On February 7 and 8, the Center for Moving Image Arts at Bard College will exhibit part of the Jean Desmet Collection
On February 7 and 8, the Center for Moving Image Arts at Bard College will show part of the Desmet Collection named “Jean Desmet’s Dream Factory, 1906 – 1916”. Belgian-born film impresario Jean Desmet (1875 – 1956) spurred the growth of a new urban film culture in Europe before and during World War I. Desmet’s collection of 35mm prints and related materials (including posters, handbills, correspondence, and other ephemera) is now a vast visual-historical archive preserved at the EYE Film Museum in Amsterdam.
In 2011 the Desmet collection was inscribed on UNESCO’s Memory of the World register — one of the few film collections in the world to receive this designation. In association with EYE Film Institute, the Bard College presents six programs chosen from Desmet’s holdings, each event recreating an evening’s entertainment akin to what Desmet himself might have chosen with a mixture of genres, studios, and countries of origin. Films have been transferred to DCP format and subtitled in English.
Jean Desmet was a cinema operator and a leading film distributor. He began in 1893 as a pottery vendor at carnivals and fairs. His father, an impoverished Dutch-Belgian trader, had just died, and as the eldest son, Jean brought in the family’s income together with his mother. After his mother’s death, he remained active as a carnival operator, initially with a Wheel of Fortune and a toboggan-slide.
In 1907, he exchanged the toboggan for a traveling cinema: The Imperial Bio Grand Cinematograph. With this luxury cinema, he followed in the footsteps of the exhibitors Alberts Frères, Alex Benner, and Hommerson et Fils, who presented exclusive film programs in luxurious cinema tents. Desmet even went so far as to open up his well-equipped caravan to visitors – in exchange for payment, of course, because above all, Desmet was a merchant.

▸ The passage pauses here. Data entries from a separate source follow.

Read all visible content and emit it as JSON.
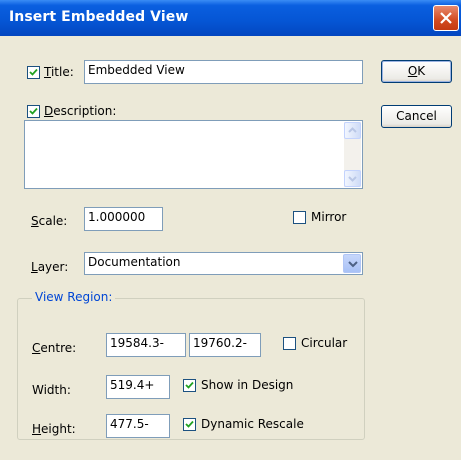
{
  "window": {
    "title": "Insert Embedded View"
  },
  "title_field": {
    "label": "Title:",
    "checked": true,
    "value": "Embedded View"
  },
  "description": {
    "label": "Description:",
    "checked": true,
    "value": ""
  },
  "buttons": {
    "ok": "OK",
    "cancel": "Cancel"
  },
  "scale": {
    "label": "Scale:",
    "value": "1.000000"
  },
  "mirror": {
    "label": "Mirror",
    "checked": false
  },
  "layer": {
    "label": "Layer:",
    "value": "Documentation"
  },
  "view_region": {
    "title": "View Region:",
    "centre": {
      "label": "Centre:",
      "x": "19584.3-",
      "y": "19760.2-"
    },
    "circular": {
      "label": "Circular",
      "checked": false
    },
    "width": {
      "label": "Width:",
      "value": "519.4+"
    },
    "show_in_design": {
      "label": "Show in Design",
      "checked": true
    },
    "height": {
      "label": "Height:",
      "value": "477.5-"
    },
    "dynamic_rescale": {
      "label": "Dynamic Rescale",
      "checked": true
    }
  }
}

In April 1909, Desmet opened his first stationary cinema, the Cinema Parisien in Rotterdam. In early 1910, his film rental business became his most important activity. At West German film fairs, he bought complete film programs which he then rented out, including the posters, to Dutch cinema owners. Desmet also screened films in his own cinemas. Together with a number of relatives, he operated cinemas in cities including Amsterdam, Rotterdam, Eindhoven, and Bussum.